PROBLEM TO SOLVE
Give an exact copy of the data that follows, but none of its pictures.
======== SUPPLIED INFORMATION
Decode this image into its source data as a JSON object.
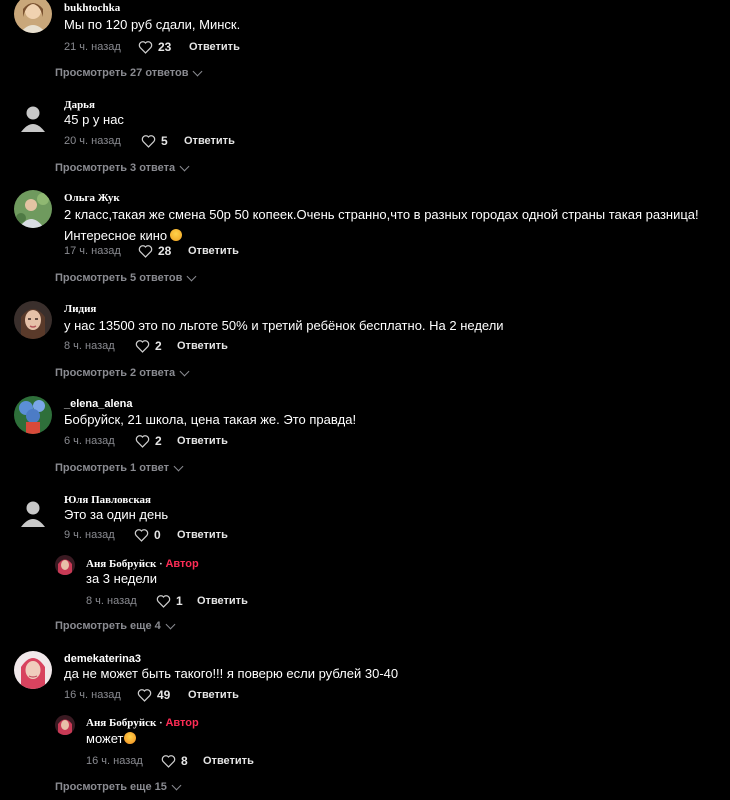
{
  "comments": [
    {
      "author": "bukhtochka",
      "text": "Мы по 120 руб сдали, Минск.",
      "time": "21 ч. назад",
      "likes": "23",
      "reply_label": "Ответить",
      "view_more": "Просмотреть 27 ответов"
    },
    {
      "author": "Дарья",
      "text": "45 р у нас",
      "time": "20 ч. назад",
      "likes": "5",
      "reply_label": "Ответить",
      "view_more": "Просмотреть 3 ответа"
    },
    {
      "author": "Ольга Жук",
      "text": "2 класс,такая же смена 50р 50 копеек.Очень странно,что в разных городах одной страны такая разница! Интересное кино",
      "time": "17 ч. назад",
      "likes": "28",
      "reply_label": "Ответить",
      "view_more": "Просмотреть 5 ответов"
    },
    {
      "author": "Лидия",
      "text": "у нас 13500 это по льготе 50% и третий ребёнок бесплатно. На 2 недели",
      "time": "8 ч. назад",
      "likes": "2",
      "reply_label": "Ответить",
      "view_more": "Просмотреть 2 ответа"
    },
    {
      "author": "_elena_alena",
      "text": "Бобруйск, 21 школа, цена такая же. Это правда!",
      "time": "6 ч. назад",
      "likes": "2",
      "reply_label": "Ответить",
      "view_more": "Просмотреть 1 ответ"
    },
    {
      "author": "Юля Павловская",
      "text": "Это за один день",
      "time": "9 ч. назад",
      "likes": "0",
      "reply_label": "Ответить",
      "reply": {
        "author": "Аня Бобруйск",
        "separator": "·",
        "badge": "Автор",
        "text": "за 3 недели",
        "time": "8 ч. назад",
        "likes": "1",
        "reply_label": "Ответить"
      },
      "view_more": "Просмотреть еще 4"
    },
    {
      "author": "demekaterina3",
      "text": "да не может быть такого!!! я поверю если рублей 30-40",
      "time": "16 ч. назад",
      "likes": "49",
      "reply_label": "Ответить",
      "reply": {
        "author": "Аня Бобруйск",
        "separator": "·",
        "badge": "Автор",
        "text": "может",
        "time": "16 ч. назад",
        "likes": "8",
        "reply_label": "Ответить"
      },
      "view_more": "Просмотреть еще 15"
    }
  ]
}
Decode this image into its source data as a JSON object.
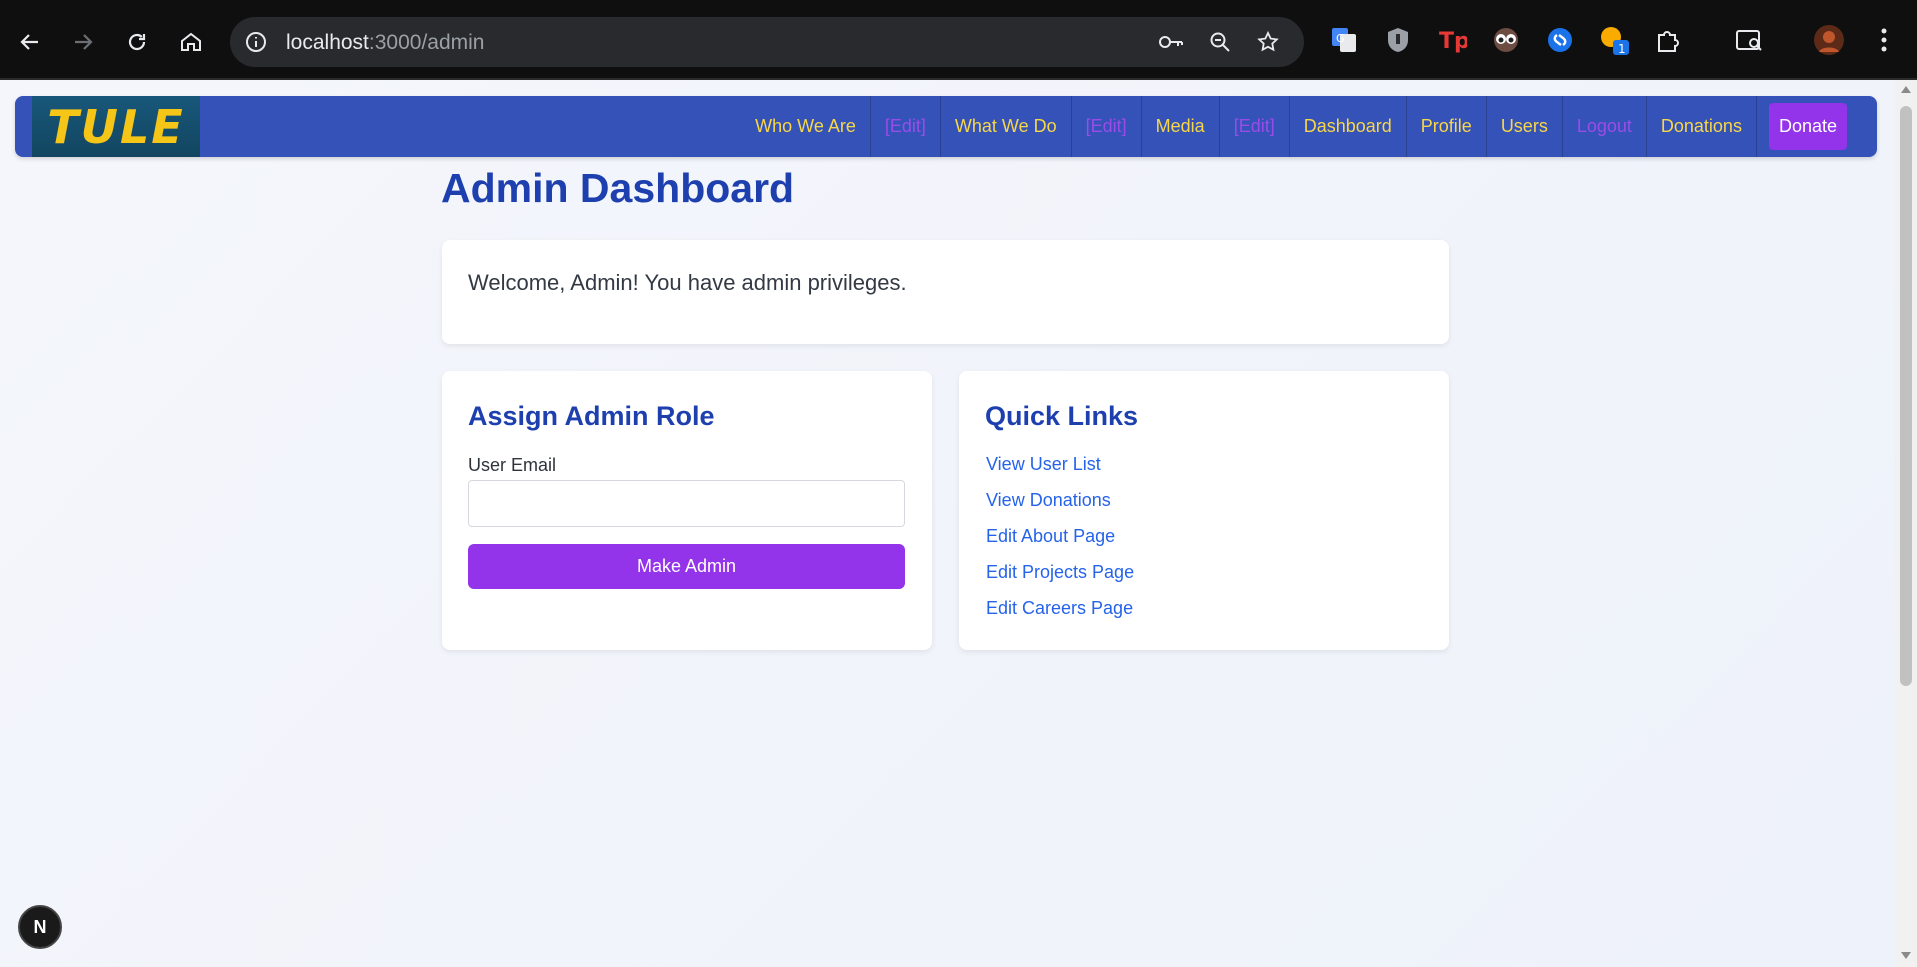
{
  "browser": {
    "url_host": "localhost",
    "url_path": ":3000/admin"
  },
  "nav": {
    "logo_text": "TULE",
    "items": [
      {
        "label": "Who We Are",
        "kind": "link"
      },
      {
        "label": "[Edit]",
        "kind": "edit"
      },
      {
        "label": "What We Do",
        "kind": "link"
      },
      {
        "label": "[Edit]",
        "kind": "edit"
      },
      {
        "label": "Media",
        "kind": "link"
      },
      {
        "label": "[Edit]",
        "kind": "edit"
      },
      {
        "label": "Dashboard",
        "kind": "link"
      },
      {
        "label": "Profile",
        "kind": "link"
      },
      {
        "label": "Users",
        "kind": "link"
      },
      {
        "label": "Logout",
        "kind": "logout"
      },
      {
        "label": "Donations",
        "kind": "link"
      }
    ],
    "donate_label": "Donate"
  },
  "page": {
    "title": "Admin Dashboard",
    "welcome": "Welcome, Admin! You have admin privileges."
  },
  "assign": {
    "heading": "Assign Admin Role",
    "email_label": "User Email",
    "email_value": "",
    "button": "Make Admin"
  },
  "quick_links": {
    "heading": "Quick Links",
    "items": [
      "View User List",
      "View Donations",
      "Edit About Page",
      "Edit Projects Page",
      "Edit Careers Page"
    ]
  },
  "dev_badge": "N",
  "colors": {
    "nav_bg": "#3452b8",
    "nav_link": "#f7d64a",
    "nav_edit": "#9b4ce8",
    "accent_purple": "#9333ea",
    "heading_blue": "#1e40af",
    "link_blue": "#2563eb"
  }
}
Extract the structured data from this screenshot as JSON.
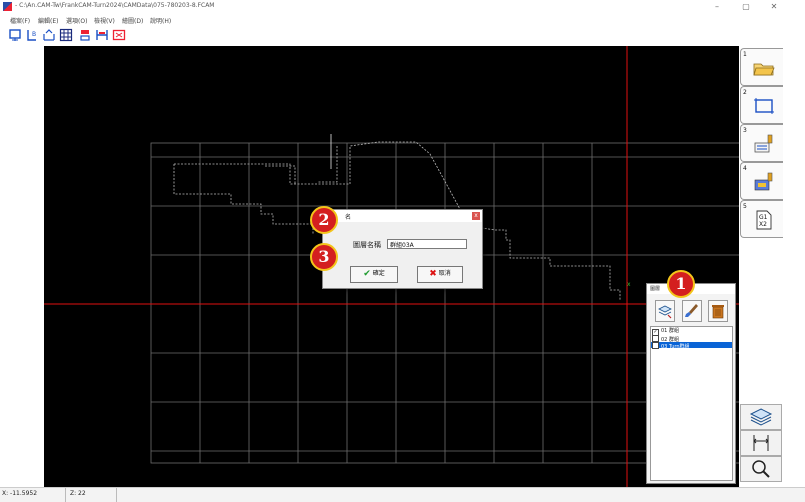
{
  "window": {
    "title": "- C:\\An.CAM-Tw\\FrankCAM-Turn2024\\CAMData\\075-780203-8.FCAM",
    "minimize_glyph": "–",
    "maximize_glyph": "▢",
    "close_glyph": "✕"
  },
  "menu": [
    "檔案(F)",
    "編輯(E)",
    "選項(O)",
    "檢視(V)",
    "繪圖(D)",
    "說明(H)"
  ],
  "toolbar_icons": [
    "select-window-icon",
    "text-icon",
    "dimension-icon",
    "grid-icon",
    "layer-stack-icon",
    "width-icon",
    "fullscreen-icon"
  ],
  "side_tabs": [
    {
      "num": "1",
      "icon": "folder-open-icon"
    },
    {
      "num": "2",
      "icon": "rectangle-select-icon"
    },
    {
      "num": "3",
      "icon": "toolpath-icon"
    },
    {
      "num": "4",
      "icon": "machine-icon"
    },
    {
      "num": "5",
      "icon": "gcode-icon",
      "text": "G1\nX2"
    }
  ],
  "side_bottom_buttons": [
    "layers-icon",
    "dimension-fit-icon",
    "zoom-icon"
  ],
  "status": {
    "x": "X: -11.5952",
    "z": "Z: 22"
  },
  "dialog": {
    "title": "名",
    "close_glyph": "x",
    "name_label": "圖層名稱",
    "name_value": "群組03A",
    "ok_label": "確定",
    "cancel_label": "取消"
  },
  "layer_panel": {
    "title": "圖層",
    "layers": [
      {
        "checked": true,
        "label": "01 群組",
        "selected": false
      },
      {
        "checked": false,
        "label": "02 群組",
        "selected": false
      },
      {
        "checked": false,
        "label": "03 Turn群組",
        "selected": true
      }
    ]
  },
  "markers": [
    "1",
    "2",
    "3"
  ],
  "colors": {
    "canvas": "#000000",
    "crosshair": "#e01010",
    "grid": "#7a7a7a",
    "marker_fill": "#d41f1f",
    "marker_ring": "#f3c51a",
    "selection": "#0a64d6"
  }
}
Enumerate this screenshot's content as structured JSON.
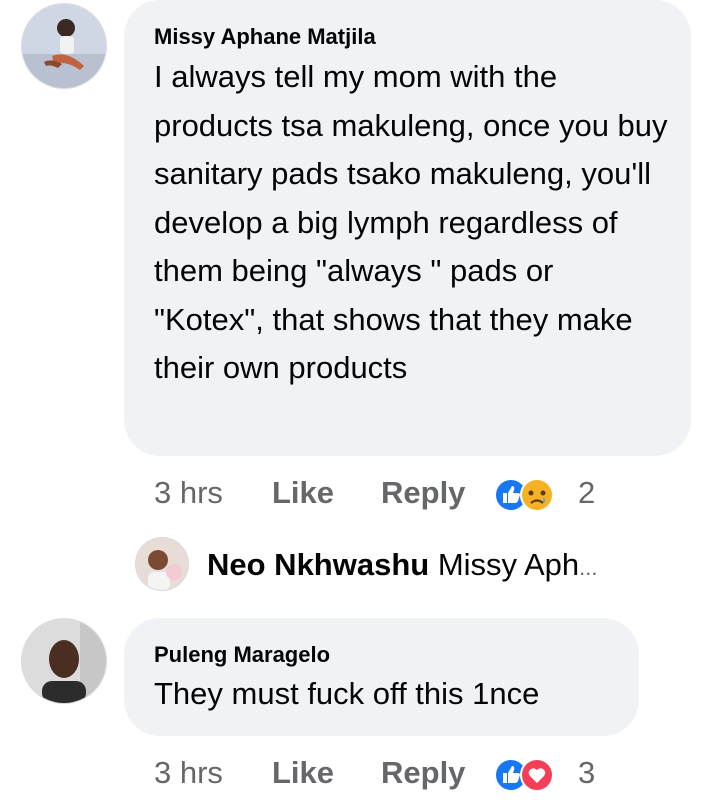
{
  "comments": [
    {
      "author": "Missy Aphane Matjila",
      "text": "I always tell my mom with the products tsa makuleng, once you buy sanitary pads tsako makuleng, you'll develop a big lymph regardless of them being \"always \" pads or \"Kotex\", that shows that they make their own products",
      "time": "3 hrs",
      "like_label": "Like",
      "reply_label": "Reply",
      "reaction_count": "2",
      "reactions": [
        "like-icon",
        "sad-icon"
      ]
    },
    {
      "author": "Puleng Maragelo",
      "text": "They must fuck off this 1nce",
      "time": "3 hrs",
      "like_label": "Like",
      "reply_label": "Reply",
      "reaction_count": "3",
      "reactions": [
        "like-icon",
        "love-icon"
      ]
    }
  ],
  "reply_preview": {
    "author": "Neo Nkhwashu",
    "snippet": "Missy Aph",
    "ellipsis": "..."
  },
  "colors": {
    "bubble": "#f0f2f5",
    "meta": "#65676b",
    "like_blue": "#1877f2",
    "love_red": "#f33e58",
    "sad_yellow": "#f7b125"
  }
}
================
TASK RESPONSE
Decode this image into its source data as a JSON object.
{
  "comments": [
    {
      "author": "bukhtochka",
      "text": "Мы по 120 руб сдали, Минск.",
      "time": "21 ч. назад",
      "likes": "23",
      "reply_label": "Ответить",
      "view_more": "Просмотреть 27 ответов"
    },
    {
      "author": "Дарья",
      "text": "45 р у нас",
      "time": "20 ч. назад",
      "likes": "5",
      "reply_label": "Ответить",
      "view_more": "Просмотреть 3 ответа"
    },
    {
      "author": "Ольга Жук",
      "text": "2 класс,такая же смена 50р 50 копеек.Очень странно,что в разных городах одной страны такая разница! Интересное кино",
      "time": "17 ч. назад",
      "likes": "28",
      "reply_label": "Ответить",
      "view_more": "Просмотреть 5 ответов"
    },
    {
      "author": "Лидия",
      "text": "у нас 13500 это по льготе 50% и третий ребёнок бесплатно. На 2 недели",
      "time": "8 ч. назад",
      "likes": "2",
      "reply_label": "Ответить",
      "view_more": "Просмотреть 2 ответа"
    },
    {
      "author": "_elena_alena",
      "text": "Бобруйск, 21 школа, цена такая же. Это правда!",
      "time": "6 ч. назад",
      "likes": "2",
      "reply_label": "Ответить",
      "view_more": "Просмотреть 1 ответ"
    },
    {
      "author": "Юля Павловская",
      "text": "Это за один день",
      "time": "9 ч. назад",
      "likes": "0",
      "reply_label": "Ответить",
      "reply": {
        "author": "Аня Бобруйск",
        "separator": "·",
        "badge": "Автор",
        "text": "за 3 недели",
        "time": "8 ч. назад",
        "likes": "1",
        "reply_label": "Ответить"
      },
      "view_more": "Просмотреть еще 4"
    },
    {
      "author": "demekaterina3",
      "text": "да не может быть такого!!! я поверю если рублей 30-40",
      "time": "16 ч. назад",
      "likes": "49",
      "reply_label": "Ответить",
      "reply": {
        "author": "Аня Бобруйск",
        "separator": "·",
        "badge": "Автор",
        "text": "может",
        "time": "16 ч. назад",
        "likes": "8",
        "reply_label": "Ответить"
      },
      "view_more": "Просмотреть еще 15"
    }
  ]
}
Decode this image into its source data as a JSON object.
{
  "browser": {
    "url_host": "localhost",
    "url_path": ":3000/admin"
  },
  "nav": {
    "logo_text": "TULE",
    "items": [
      {
        "label": "Who We Are",
        "kind": "link"
      },
      {
        "label": "[Edit]",
        "kind": "edit"
      },
      {
        "label": "What We Do",
        "kind": "link"
      },
      {
        "label": "[Edit]",
        "kind": "edit"
      },
      {
        "label": "Media",
        "kind": "link"
      },
      {
        "label": "[Edit]",
        "kind": "edit"
      },
      {
        "label": "Dashboard",
        "kind": "link"
      },
      {
        "label": "Profile",
        "kind": "link"
      },
      {
        "label": "Users",
        "kind": "link"
      },
      {
        "label": "Logout",
        "kind": "logout"
      },
      {
        "label": "Donations",
        "kind": "link"
      }
    ],
    "donate_label": "Donate"
  },
  "page": {
    "title": "Admin Dashboard",
    "welcome": "Welcome, Admin! You have admin privileges."
  },
  "assign": {
    "heading": "Assign Admin Role",
    "email_label": "User Email",
    "email_value": "",
    "button": "Make Admin"
  },
  "quick_links": {
    "heading": "Quick Links",
    "items": [
      "View User List",
      "View Donations",
      "Edit About Page",
      "Edit Projects Page",
      "Edit Careers Page"
    ]
  },
  "dev_badge": "N",
  "colors": {
    "nav_bg": "#3452b8",
    "nav_link": "#f7d64a",
    "nav_edit": "#9b4ce8",
    "accent_purple": "#9333ea",
    "heading_blue": "#1e40af",
    "link_blue": "#2563eb"
  }
}
Extract the structured data from this screenshot as JSON.
{
  "window": {
    "title": "- C:\\An.CAM-Tw\\FrankCAM-Turn2024\\CAMData\\075-780203-8.FCAM",
    "minimize_glyph": "–",
    "maximize_glyph": "▢",
    "close_glyph": "✕"
  },
  "menu": [
    "檔案(F)",
    "編輯(E)",
    "選項(O)",
    "檢視(V)",
    "繪圖(D)",
    "說明(H)"
  ],
  "toolbar_icons": [
    "select-window-icon",
    "text-icon",
    "dimension-icon",
    "grid-icon",
    "layer-stack-icon",
    "width-icon",
    "fullscreen-icon"
  ],
  "side_tabs": [
    {
      "num": "1",
      "icon": "folder-open-icon"
    },
    {
      "num": "2",
      "icon": "rectangle-select-icon"
    },
    {
      "num": "3",
      "icon": "toolpath-icon"
    },
    {
      "num": "4",
      "icon": "machine-icon"
    },
    {
      "num": "5",
      "icon": "gcode-icon",
      "text": "G1\nX2"
    }
  ],
  "side_bottom_buttons": [
    "layers-icon",
    "dimension-fit-icon",
    "zoom-icon"
  ],
  "status": {
    "x": "X: -11.5952",
    "z": "Z: 22"
  },
  "dialog": {
    "title": "名",
    "close_glyph": "x",
    "name_label": "圖層名稱",
    "name_value": "群組03A",
    "ok_label": "確定",
    "cancel_label": "取消"
  },
  "layer_panel": {
    "title": "圖層",
    "layers": [
      {
        "checked": true,
        "label": "01 群組",
        "selected": false
      },
      {
        "checked": false,
        "label": "02 群組",
        "selected": false
      },
      {
        "checked": false,
        "label": "03 Turn群組",
        "selected": true
      }
    ]
  },
  "markers": [
    "1",
    "2",
    "3"
  ],
  "colors": {
    "canvas": "#000000",
    "crosshair": "#e01010",
    "grid": "#7a7a7a",
    "marker_fill": "#d41f1f",
    "marker_ring": "#f3c51a",
    "selection": "#0a64d6"
  }
}
Enumerate this screenshot's content as structured JSON.
{
  "comments": [
    {
      "author": "Missy Aphane Matjila",
      "text": "I always tell my mom with the products tsa makuleng, once you buy sanitary pads tsako makuleng, you'll develop a big lymph regardless of them being \"always \" pads or \"Kotex\", that shows that they make their own products",
      "time": "3 hrs",
      "like_label": "Like",
      "reply_label": "Reply",
      "reaction_count": "2",
      "reactions": [
        "like-icon",
        "sad-icon"
      ]
    },
    {
      "author": "Puleng Maragelo",
      "text": "They must fuck off this 1nce",
      "time": "3 hrs",
      "like_label": "Like",
      "reply_label": "Reply",
      "reaction_count": "3",
      "reactions": [
        "like-icon",
        "love-icon"
      ]
    }
  ],
  "reply_preview": {
    "author": "Neo Nkhwashu",
    "snippet": "Missy Aph",
    "ellipsis": "..."
  },
  "colors": {
    "bubble": "#f0f2f5",
    "meta": "#65676b",
    "like_blue": "#1877f2",
    "love_red": "#f33e58",
    "sad_yellow": "#f7b125"
  }
}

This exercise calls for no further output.